Batman-adv bridge loop avoidance

This document explains how batman-adv is able to detect & avoid loops that are created by bridging multiple batX interfaces on different hosts into the same ethernet segment (e.g. LAN) that are outside of batman's realm. If you don't intend to connect multiple batman-adv hosts to the same ethernet segment or don't use bridging you can safely skip this page.

Note: It is the normal traffic which loops around, not the protocol traffic generated by batman-adv. Unsurprisingly, bridge loops are not unique to batman-adv mesh networks but have been around for quite a while. While this document discusses bridge loops in conjunction with batman-adv in great detail it might be helpful to have some background knowledge regarding bridge loops.

Where does the loop come from ?

To better understand what creates the loop it is helpful to focus on a sample topology. The simplest case involves only 2 nodes that are connected via wifi and (Ethernet) LAN at the same time.

Here, the wifi interfaces (W1 & W2) have a decent link quality and the LAN interfaces (L1 & L2) are bridged with the batX interface. Let's assume a simple ARP broadcast from the LAN arrives at node1 which then floods the mesh with that new packet. Node2 receives the packet via the mesh and forwards it to the LAN where node1 receives it ...

If there wasn't the LAN connection this would not happen because batman-adv provides a flood/loop protection inside the batman header for every payload packet traveling through the mesh but as soon as the packet gets bridged this information is stripped from the packet. Every batman-adv node connected to the LAN will think: Hey, it is a new packet!

How to avoid the loop ?

A common solution to avoid bridge loops is to deploy protocols like STP or one of its derivatives. STP would detect the loop and close ports to avoid it. Running STP over the mesh is not really what we want as STP has no clue about the link qualities and who wants to run a spanning tree over lossy links ?

Batman-adv needs its own mechanism to detect other batman nodes connected to the same LAN (these nodes will be called ''backbone nodes''), and avoid loops. Backbone nodes send special packets to find out about other nodes in the LAN - the backbone nodes can then maintain a list of other backbone nodes within the LAN. If they get a (broadcast) packet via the mesh originated by another backbone node, they drop it - no need to re-inject a packet from the LAN.

Furthermore, the backbone node ''claim'' clients from other nodes of the mesh network. The idea is that only the one backbone gateway who claimed the client should forward packets from the mesh into the LAN. Also other backbone gateways receiving packets via the LAN from the claimed client will not send it back into the mesh - to avoid loops - as they know another gateway got the packet from the mesh.

More detailed information about the concept can be found on the wiki page Bridge-loop-avoidance-II.

How to activate the bridge loop avoidance ?

As the bridge loop avoidance feature sends some own frames (the claim frames, see Bridge-loop-avoidance-Protocol), it must be explicitly turned on. The feature is also a compile-time option, and might not be compiled in.

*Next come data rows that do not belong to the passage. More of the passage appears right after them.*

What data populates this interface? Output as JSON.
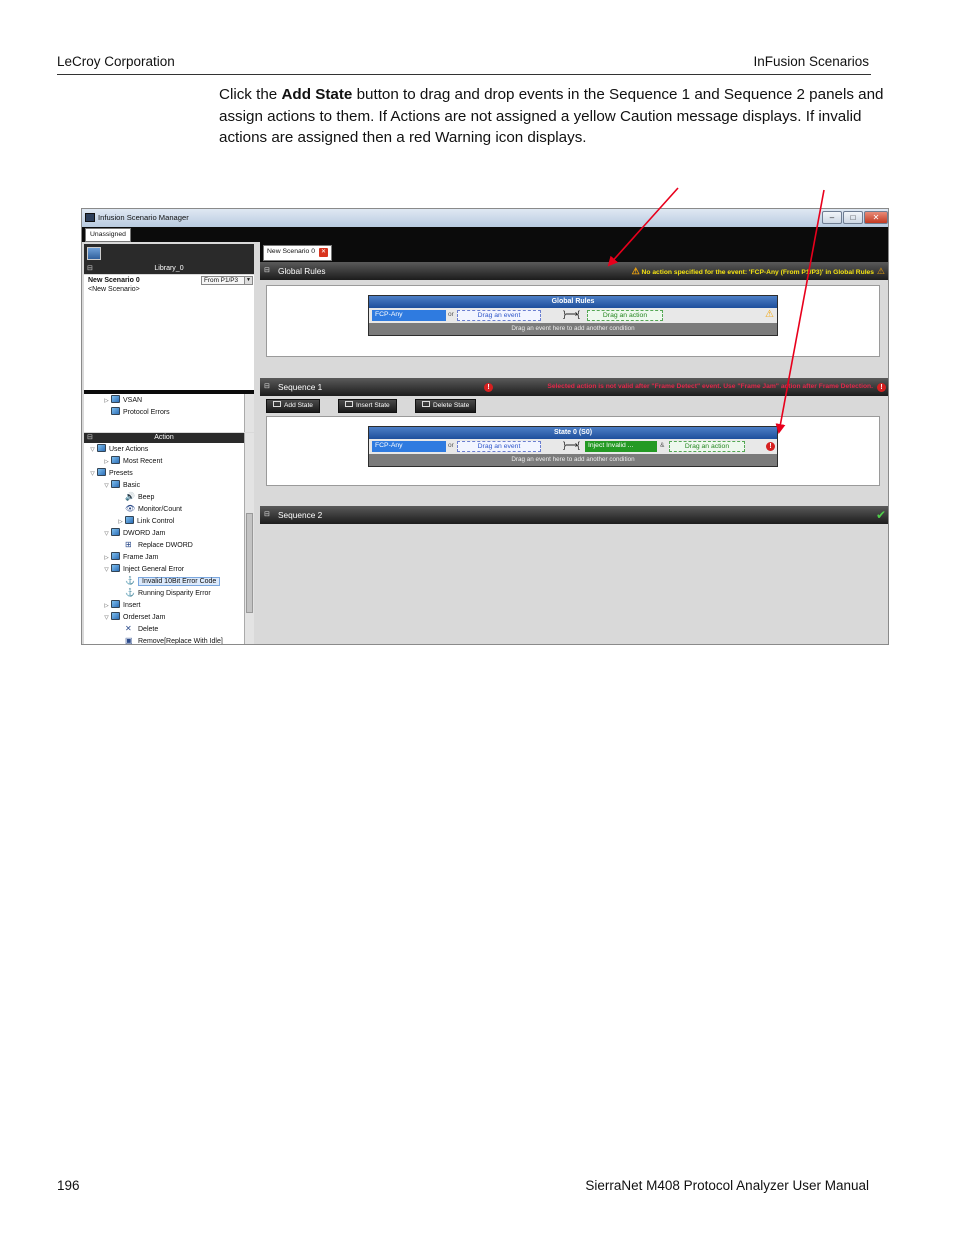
{
  "header": {
    "left": "LeCroy Corporation",
    "right": "InFusion Scenarios"
  },
  "intro": {
    "pre": "Click the ",
    "bold": "Add State",
    "post": " button to drag and drop events in the Sequence 1 and Sequence 2 panels and assign actions to them. If Actions are not assigned a yellow Caution message displays. If invalid actions are assigned then a red Warning icon displays."
  },
  "footer": {
    "page_number": "196",
    "manual_title": "SierraNet M408 Protocol Analyzer User Manual"
  },
  "window": {
    "title": "Infusion Scenario Manager",
    "buttons": {
      "minimize": "–",
      "maximize": "□",
      "close": "✕"
    },
    "top_tab": "Unassigned",
    "library": {
      "header": "Library_0",
      "scenario_name": "New Scenario 0",
      "scenario_desc": "<New Scenario>",
      "port_select": "From P1/P3",
      "tree": [
        {
          "label": "VSAN",
          "expand": "▷",
          "icon": "folder-icon"
        },
        {
          "label": "Protocol Errors",
          "expand": "",
          "icon": "protocol-errors-icon"
        }
      ]
    },
    "action": {
      "header": "Action",
      "tree": [
        {
          "label": "User Actions",
          "expand": "▽",
          "icon": "folder-icon"
        },
        {
          "label": "Most Recent",
          "expand": "▷",
          "icon": "folder-icon"
        },
        {
          "label": "Presets",
          "expand": "▽",
          "icon": "folder-icon"
        },
        {
          "label": "Basic",
          "expand": "▽",
          "icon": "folder-icon"
        },
        {
          "label": "Beep",
          "expand": "",
          "icon": "speaker-icon",
          "glyph": "🔊"
        },
        {
          "label": "Monitor/Count",
          "expand": "",
          "icon": "eye-icon",
          "glyph": "👁"
        },
        {
          "label": "Link Control",
          "expand": "▷",
          "icon": "folder-icon"
        },
        {
          "label": "DWORD Jam",
          "expand": "▽",
          "icon": "folder-icon"
        },
        {
          "label": "Replace DWORD",
          "expand": "",
          "icon": "replace-icon",
          "glyph": "⊞"
        },
        {
          "label": "Frame Jam",
          "expand": "▷",
          "icon": "folder-icon"
        },
        {
          "label": "Inject General Error",
          "expand": "▽",
          "icon": "folder-icon"
        },
        {
          "label": "Invalid 10Bit Error Code",
          "expand": "",
          "icon": "inject-icon",
          "glyph": "⚓"
        },
        {
          "label": "Running Disparity Error",
          "expand": "",
          "icon": "inject-icon",
          "glyph": "⚓"
        },
        {
          "label": "Insert",
          "expand": "▷",
          "icon": "folder-icon"
        },
        {
          "label": "Orderset Jam",
          "expand": "▽",
          "icon": "folder-icon"
        },
        {
          "label": "Delete",
          "expand": "",
          "icon": "delete-icon",
          "glyph": "✕"
        },
        {
          "label": "Remove[Replace With Idle]",
          "expand": "",
          "icon": "remove-icon",
          "glyph": "▣"
        }
      ]
    },
    "doc_tab": "New Scenario 0",
    "global_rules": {
      "section_label": "Global Rules",
      "warning": "No action specified for the event: 'FCP-Any (From P1/P3)' in Global Rules",
      "block_title": "Global Rules",
      "event": "FCP-Any",
      "or": "or",
      "drag_event": "Drag an event",
      "drag_action": "Drag an action",
      "footer": "Drag an event here to add another condition"
    },
    "sequence1": {
      "section_label": "Sequence 1",
      "error": "Selected action is not valid after \"Frame Detect\" event. Use \"Frame Jam\" action after Frame Detection.",
      "buttons": {
        "add": "Add State",
        "insert": "Insert State",
        "delete": "Delete State"
      },
      "block_title": "State 0 (S0)",
      "event": "FCP-Any",
      "or": "or",
      "drag_event": "Drag an event",
      "action": "Inject Invalid ...",
      "amp": "&",
      "drag_action": "Drag an action",
      "footer": "Drag an event here to add another condition"
    },
    "sequence2": {
      "section_label": "Sequence 2"
    }
  },
  "colors": {
    "caution": "#f3e212",
    "error": "#e0284a",
    "arrow": "#e8001c",
    "ok": "#4fcf4a"
  }
}
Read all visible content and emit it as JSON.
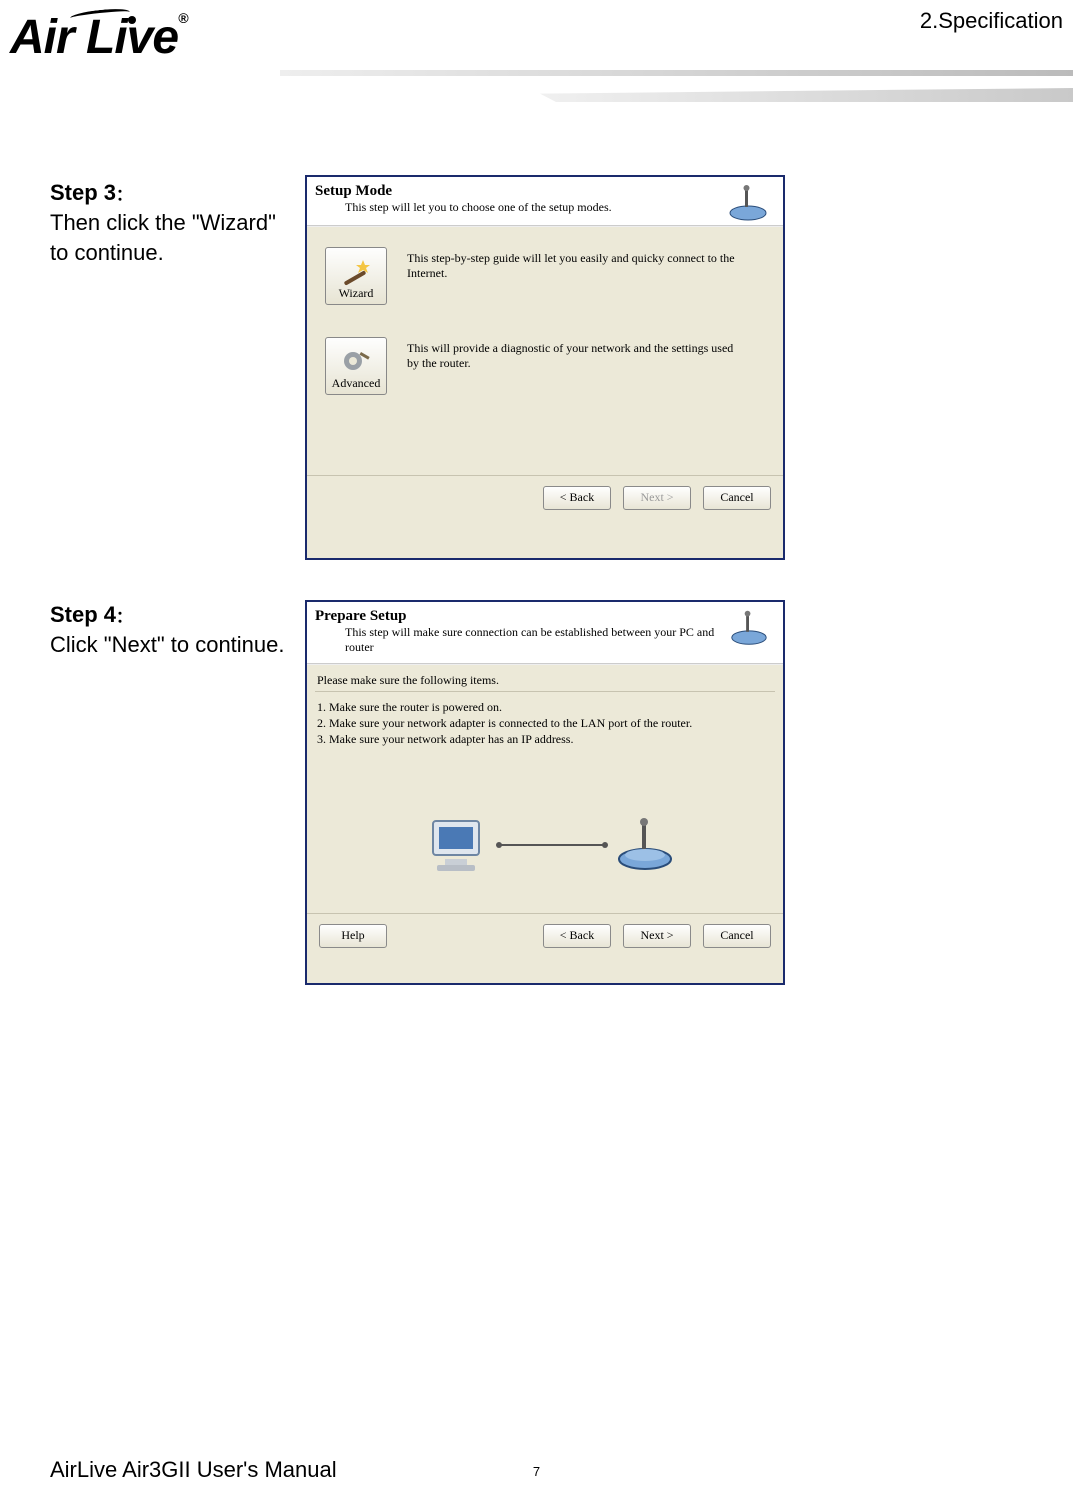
{
  "header": {
    "section": "2.Specification",
    "logo_text": "Air Live",
    "logo_reg": "®"
  },
  "step3": {
    "label": "Step 3",
    "colon": "：",
    "body": "Then click the \"Wizard\" to continue."
  },
  "step4": {
    "label": "Step 4",
    "colon": "：",
    "body": "Click \"Next\" to continue."
  },
  "dialog1": {
    "title": "Setup Mode",
    "subtitle": "This step will let you to choose one of the setup modes.",
    "wizard_btn": "Wizard",
    "wizard_desc": "This step-by-step guide will let you easily and quicky connect to the Internet.",
    "advanced_btn": "Advanced",
    "advanced_desc": "This will provide a diagnostic of your network and the settings used by the router.",
    "back": "< Back",
    "next": "Next >",
    "cancel": "Cancel"
  },
  "dialog2": {
    "title": "Prepare Setup",
    "subtitle": "This step will make sure connection can be established between your PC and router",
    "intro": "Please make sure the following items.",
    "item1": "1. Make sure the router is powered on.",
    "item2": "2. Make sure your network adapter is connected to the LAN port of the router.",
    "item3": "3. Make sure your network adapter has an IP address.",
    "help": "Help",
    "back": "< Back",
    "next": "Next >",
    "cancel": "Cancel"
  },
  "footer": {
    "manual": "AirLive Air3GII User's Manual",
    "page": "7"
  }
}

Simple steps to see it in action:
  • add your wifi interface
    batctl if add wlan0
  • create a bridge for bat0 and your lan
    ip link add name br-lan type bridge
    ip link set dev eth0 master br-lan
    ip link set dev bat0 master br-lan
    ip link set up dev br-lan
  • activate bridge loop avoidance
    batctl bl 1

Batman-adv can also deal with vlans on top of batX. The list of claimed clients is available as well (batctl cl).